The white gunman charged with the massacre of 10 black people in a Buffalo supermarket wrote as early as November about staging a live attack on African Americans. He also practiced shooting from his car and traveled for hours from his home to scout the store in March, according to detailed diary entries he appears to have posted online.
The newspaper writer published hand-drawn maps of the grocery store along with the number of black people he counted there, and recounted how a black security guard at the supermarket confronted him that day to ask him what he was doing. A black security guard was among the dead in Saturday’s rampage.
The log, taken from the Discord chat platform, was revealed two days after 18-year-old Payton Gendron allegedly opened fire with an AR-15 rifle at Tops Friendly Market. He wore a bulletproof vest and used a helmet camera to livestream the shootings to the internet, authorities said.
He went inside the supermarket and was charged with murder over the weekend. He pleaded not guilty and was jailed on suicide watch. Federal authorities are considering bringing hate crime charges.
Copies of the online material were shared with The Associated Press by Marc-André Argentino, a researcher at the London-based International Center for the Study of Radicalization and Political Violence.

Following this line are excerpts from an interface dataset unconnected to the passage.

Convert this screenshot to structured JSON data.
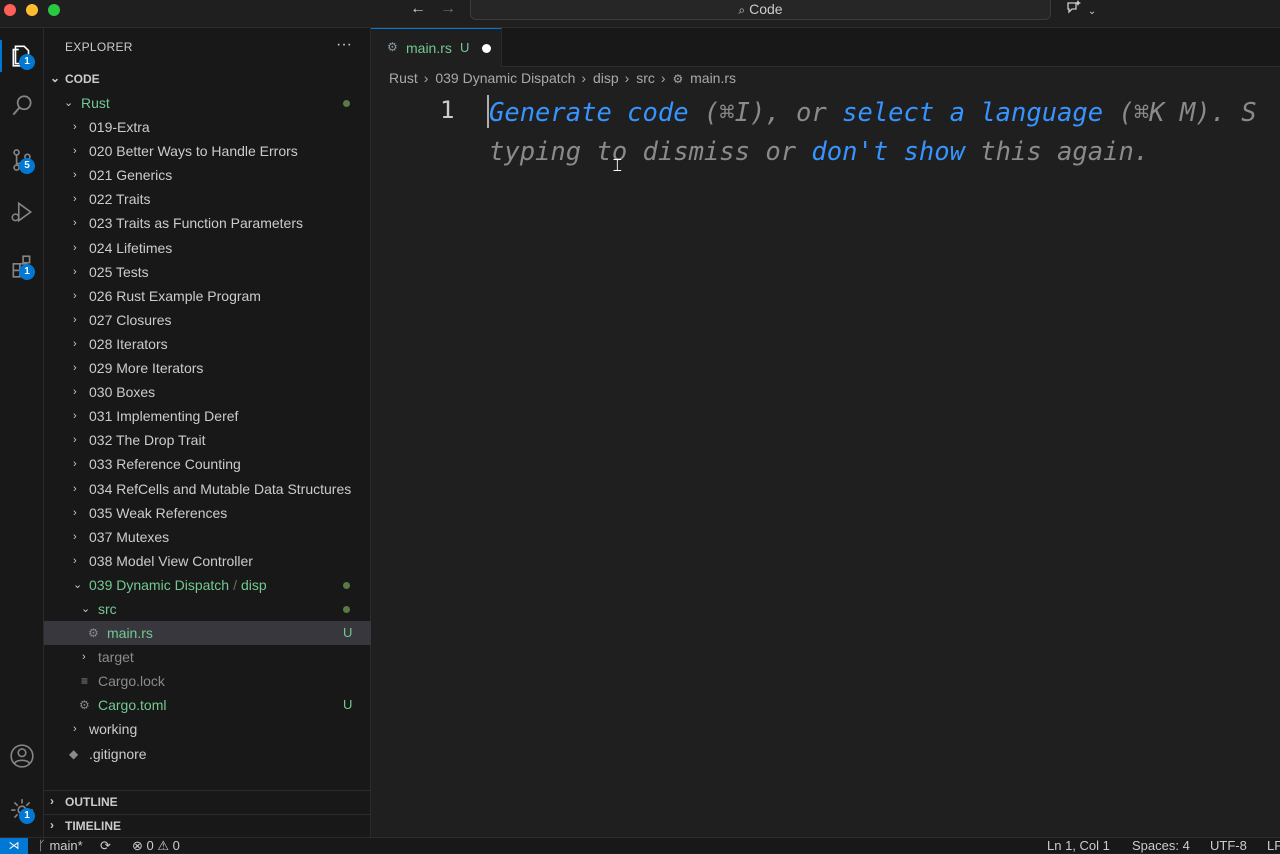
{
  "titlebar": {
    "command_center_label": "Code",
    "back_icon": "arrow-left-icon",
    "forward_icon": "arrow-right-icon"
  },
  "activitybar": {
    "explorer_badge": "1",
    "scm_badge": "5",
    "extensions_badge": "1",
    "settings_badge": "1"
  },
  "sidebar": {
    "title": "EXPLORER",
    "more_label": "···",
    "workspace_label": "CODE",
    "root_folder": "Rust",
    "folders": [
      "019-Extra",
      "020 Better Ways to Handle Errors",
      "021 Generics",
      "022 Traits",
      "023 Traits as Function Parameters",
      "024 Lifetimes",
      "025 Tests",
      "026 Rust Example Program",
      "027 Closures",
      "028 Iterators",
      "029 More Iterators",
      "030 Boxes",
      "031 Implementing Deref",
      "032 The Drop Trait",
      "033 Reference Counting",
      "034 RefCells and Mutable Data Structures",
      "035 Weak References",
      "037 Mutexes",
      "038 Model View Controller"
    ],
    "open_folder": "039 Dynamic Dispatch",
    "open_subfolder": "disp",
    "src_folder": "src",
    "main_file": "main.rs",
    "main_status": "U",
    "target_folder": "target",
    "cargo_lock": "Cargo.lock",
    "cargo_toml": "Cargo.toml",
    "cargo_toml_status": "U",
    "working_folder": "working",
    "gitignore": ".gitignore",
    "outline_label": "OUTLINE",
    "timeline_label": "TIMELINE"
  },
  "editor": {
    "tab_label": "main.rs",
    "tab_status": "U",
    "breadcrumb": [
      "Rust",
      "039 Dynamic Dispatch",
      "disp",
      "src",
      "main.rs"
    ],
    "line_number": "1",
    "hint": {
      "generate_code": "Generate code",
      "generate_shortcut": " (⌘I), or ",
      "select_language": "select a language",
      "select_shortcut": " (⌘K M). S",
      "line2_prefix": "typing to dismiss or ",
      "dont_show": "don't show",
      "line2_suffix": " this again."
    }
  },
  "statusbar": {
    "branch": "main*",
    "errors": "0",
    "warnings": "0",
    "cursor_position": "Ln 1, Col 1",
    "indentation": "Spaces: 4",
    "encoding": "UTF-8",
    "eol": "LF"
  },
  "colors": {
    "accent": "#0078d4",
    "untracked_green": "#73c991",
    "link_blue": "#3794ff"
  }
}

A transcript was apparently released publicly some time before the attack. It was unclear how many people might have seen the log entries. Experts said it was possible but unlikely that the diary could have been edited by anyone other than the author.
Buffalo FBI lead agent Stephen Belongia said in a call with other officials on Monday that investigators were looking into Gendron’s Discord activity, citing posts last summer about body armor and body armor. firearms and others last month in which he taunted federal authorities.
Belongia gave no details in the call, but in an April 17 message, apparently from Gendron, he urged readers to kill FBI and Bureau of Alcohol, Tobacco, Firearms and Explosives agents.
Messages seeking comment were left for Gendron’s lawyers. No one answered the door of the family home.
The online diary details a March 8 reconnaissance visit the writer made to Buffalo, about 200 miles (320 km) from Gendron’s home in Conklin, New York.
Joseph Gramaglia, the Buffalo Police Commissioner, told a news conference there was information indicating Gendron was in Buffalo in March, but he declined to elaborate. The commissioner said many investigators were working to obtain and review Gendron’s online postings.
“There are a lot of social networks that are scrutinized, or verified, captured,” Gramaglia said. “Part of that involves warrants that need to be served on various social media platforms.”
The newspaper writer spoke about checking targets, including the Tops Friendly Market, and said a security guard asked him what he was doing after his second visit of the day. He gave an excuse about the data collection and quickly left – “a tight call”, he wrote.
A 180-page document allegedly written by Gendron said the attack was aimed at terrorizing all non-Christian ethnic minorities and driving them out of the country. Federal authorities said they are working to confirm the authenticity of the document.
Gendron had briefly been on authorities’ radar last spring when state police were called to his high school following a report that the 17-year-old had made threatening statements.
Belongia said Gendron responded to a question about his future plans by saying he wanted to commit a murder-suicide.
A December Discord post Gendron apparently posted said he gave this answer to a question about retirement in an economics class and ended up spending “one of the worst nights of my life” in a hospital. .
Gramaglia said Gendron had no further contact with law enforcement after an evaluation of his mental health. During the call with Belongia, Gramaglia said state police “did everything within the bounds of the law” at the time.
It was unclear whether authorities could have invoked New York’s ‘red flag’ rule, which allows law enforcement, school officials and families to ask a court to order the seizure of weapons fire to people considered dangerous.
Federal law prohibits people from owning firearms if a judge has determined they have a “mental defect” or were forcibly placed in a mental institution. A review alone would not trigger the ban.
At the White House, Joe Biden paid tribute to the deceased security guard, retired police officer Aaron Salter.
Salter shot the attacker repeatedly, hitting his armored vest at least once before being shot and killed. The president, who was scheduled to travel to Buffalo on Tuesday, said Salter “gave his life trying to save others.”
Authorities said that in addition to the 10 black people killed, three people were injured: one black man and two white people.